### PROBLEM TO WORK ON
Scan the lines below and report each one containing "title" by copying it.

### DATA

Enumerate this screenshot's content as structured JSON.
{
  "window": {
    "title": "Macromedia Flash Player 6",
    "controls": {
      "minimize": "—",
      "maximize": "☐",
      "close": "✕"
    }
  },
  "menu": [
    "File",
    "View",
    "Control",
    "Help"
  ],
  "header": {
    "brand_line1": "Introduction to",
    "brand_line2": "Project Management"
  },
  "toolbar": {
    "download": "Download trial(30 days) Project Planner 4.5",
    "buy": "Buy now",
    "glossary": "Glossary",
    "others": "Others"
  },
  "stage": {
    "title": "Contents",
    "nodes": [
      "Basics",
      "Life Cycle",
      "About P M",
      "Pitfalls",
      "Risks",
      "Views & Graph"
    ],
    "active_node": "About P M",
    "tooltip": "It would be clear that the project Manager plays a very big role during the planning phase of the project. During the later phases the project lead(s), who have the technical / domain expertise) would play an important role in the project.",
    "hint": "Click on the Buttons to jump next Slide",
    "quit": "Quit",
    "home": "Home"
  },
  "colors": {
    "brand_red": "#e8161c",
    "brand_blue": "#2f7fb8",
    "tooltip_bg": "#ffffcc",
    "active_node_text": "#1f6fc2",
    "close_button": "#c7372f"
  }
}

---

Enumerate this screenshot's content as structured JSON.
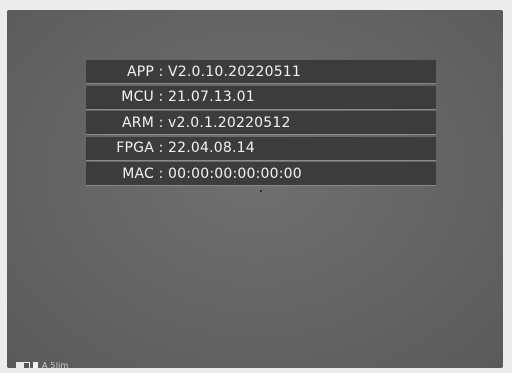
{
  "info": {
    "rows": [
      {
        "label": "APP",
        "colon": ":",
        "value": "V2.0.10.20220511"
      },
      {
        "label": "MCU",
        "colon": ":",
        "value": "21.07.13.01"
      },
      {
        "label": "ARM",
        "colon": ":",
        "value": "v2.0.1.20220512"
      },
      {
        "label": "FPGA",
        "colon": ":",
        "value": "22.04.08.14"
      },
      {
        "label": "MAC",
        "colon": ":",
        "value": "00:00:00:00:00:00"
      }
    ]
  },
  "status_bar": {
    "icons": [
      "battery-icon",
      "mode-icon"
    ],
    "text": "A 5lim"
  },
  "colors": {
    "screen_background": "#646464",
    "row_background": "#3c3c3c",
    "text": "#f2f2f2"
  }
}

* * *

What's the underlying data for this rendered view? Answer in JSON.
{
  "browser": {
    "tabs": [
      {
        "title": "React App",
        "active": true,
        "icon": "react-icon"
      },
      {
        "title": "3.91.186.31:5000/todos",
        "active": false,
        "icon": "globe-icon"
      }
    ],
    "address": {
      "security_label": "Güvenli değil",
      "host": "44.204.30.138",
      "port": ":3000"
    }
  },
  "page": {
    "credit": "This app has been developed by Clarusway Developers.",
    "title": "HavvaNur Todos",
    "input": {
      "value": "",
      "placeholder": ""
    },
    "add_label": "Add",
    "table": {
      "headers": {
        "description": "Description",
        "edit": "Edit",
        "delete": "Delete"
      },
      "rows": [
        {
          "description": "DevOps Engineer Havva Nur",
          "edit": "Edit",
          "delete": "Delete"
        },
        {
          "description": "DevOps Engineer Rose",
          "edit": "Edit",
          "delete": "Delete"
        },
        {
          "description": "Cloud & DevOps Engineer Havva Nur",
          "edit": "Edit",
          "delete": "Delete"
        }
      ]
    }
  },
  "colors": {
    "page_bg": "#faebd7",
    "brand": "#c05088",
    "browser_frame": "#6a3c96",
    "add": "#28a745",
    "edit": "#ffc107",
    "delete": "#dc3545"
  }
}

### FINISHED EXERCISE
    "title": "Macromedia Flash Player 6",
    "title": "Contents",
        "title": "React App",
        "title": "3.91.186.31:5000/todos",
    "title": "HavvaNur Todos",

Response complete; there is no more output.